Kane’s intelligent cushioned lay off said everything about the youngster’s Tottenham schooling. Butterfield was on the same wavelength to slip in Holt who cut back onto his left but dragged wide.
The force was with Norwich, but City’s frontline were about to defer to Tettey.
The Norwegian’s earlier sighter may have ballooned into the Barclay, but his follow up was precision personified – unleashing a 25-yard strike that weaved around the diving Gary Woods to clip the inside of his far post.
Tettey headed straight for the home dug-out and a high five with Hughton and a drink; all in a night’s work for City’s cool debutant. A weight had been lifted after two shut-outs on the bounce.

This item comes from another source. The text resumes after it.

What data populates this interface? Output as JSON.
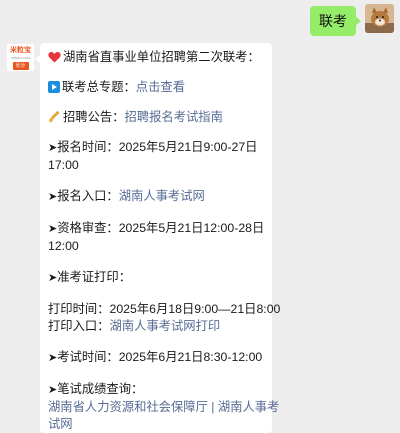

Norwich’s players looked to be enjoying themselves in the aftermath of Tettey’s clinical strike – Fox conducted the men around him with Elliott Bennett offering auxiliary back-up to City’s battery of forward-minded team mates. Butterfield linked with the Norwich full-back to test Gary Woods’ reflexes.
City needed to guard against over-confidence. Doncaster appeared lightweight in open play, but they underlined their prowess from set pieces again. Martis and Jamie McCombe were denied by frantic close range clearances.
The Canaries exuded defensive vulnerability despite the aerial presence of Ryan Bennett and Ward. Butterfield drove forward but the long range dip failed to match Tettey’s.
You sensed Hughton’s pre-match message had included the missive to adopt a shoot-on-sight policy on the evidence of the opening barrage. McCombe bailed out Rovers in stoppage time before the interval with a wonderful piece of anticipation to block Ward’s goalbound header from point blank range.
Norwich emerged unchanged after the interval, but injury intervened five minutes after the restart. Kane went down appearing to clutch his right ankle, before leaving the pitch on a stretcher.
Simeon Jackson’s introduction met with approval from the home ranks and Gary Woods was forced to deny City’s new look strike pair twice in the space of seconds – batting away Holt’s vicious swinging half-volley before parrying Jackson’s follow up. Saunders tried to respond. Former Norwich striker Chris Brown was given the chance to write a postscript to his Canary career. Kyle Bennett followed in a familial match-up alongside his older brother down Doncaster’s left flank.
Gary Woods acrobatically denied Holt with a one-handed mid-air save then Holt turned provider for Jackson who struck the side netting as Hughton’s side attempted to avoid a tense finale.
City looked to have navigated the final quarter without any real alarms until James Husband burst down the flank in the 87th minute to cut back a wonderful ball David Syers could only scuff skywards at the far post four yards out.
You could almost picture Bond turning to his long time assistant Ken Brown in the home dug-out and raising a look to the heavens in gratitude. No, thank you John Bond. Rest in peace.